U.S. District Court Judge James Robertson on Wednesday denied Deborah Jeane Palfrey’s attempt to subpoena ABC News' research into her…

U.S. District Court Judge James Robertson on Wednesday denied Deborah Jeane Palfrey’s attempt to subpoena ABC News‘ research into her phone records. Palfrey, the so called “D.C. Madam,” hoped to obtain access to the research ABC completed after she offered the network full access to her phone records.

After combing through the records, ABC identified several high ranking government officials who had used the alleged prostitution service. Palfrey, who now represents herself against criminal charges stemming from her role in running the escort service, claims that she has not had such luck tracking down her former clients. She believes the clients will verify that her company was an “erotic fantasy service” and not a prostitution ring.

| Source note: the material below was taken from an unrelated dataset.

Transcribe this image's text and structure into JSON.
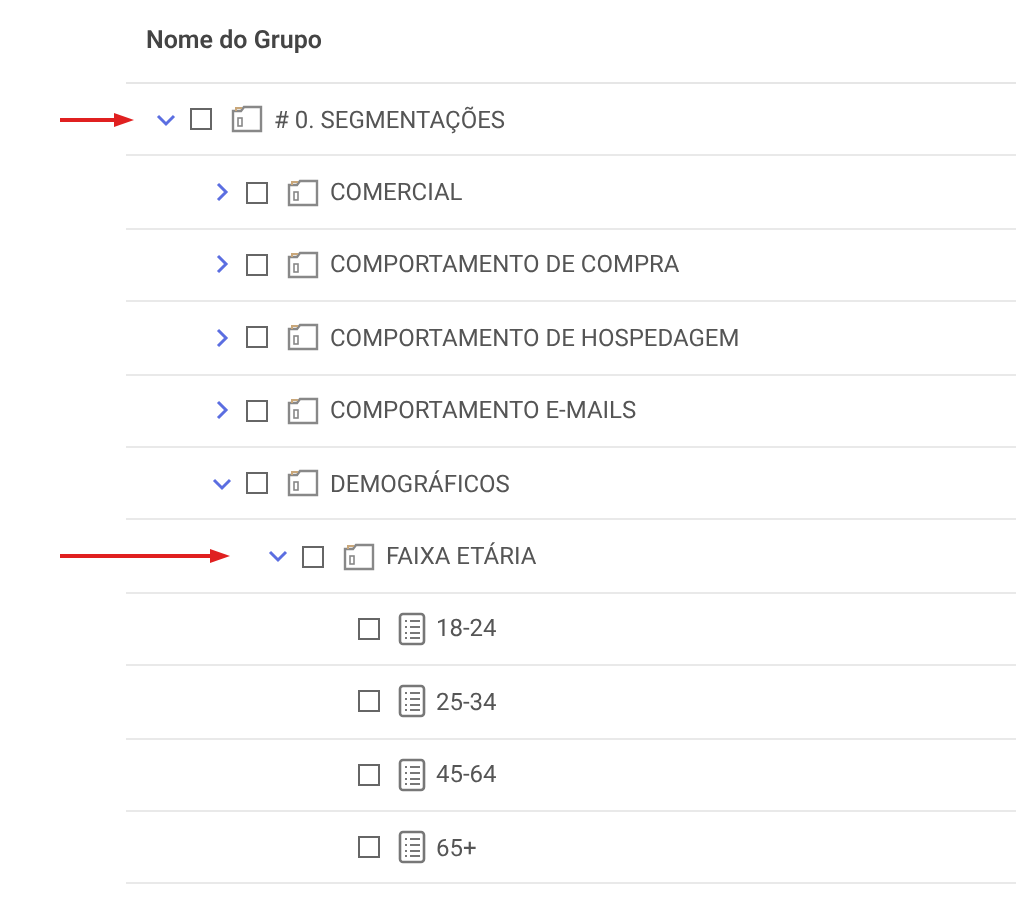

Robertson though, denied the request, agreeing with ABC’s reporters that subpoenas cannot be used to discover information that is not evidence itself, but rather might lead to the discovery of admissible evidence. In doing so, he did not address ABC’s contentions that their work product is protected by the First Amendment.

The end result is the same, but Robertson passed on an opportunity to reinforce the false notion that journalists should be the research arm of litigants. By her own admission, Palfrey was simply hoping to piggyback on the work of reporters rather than perform her own work.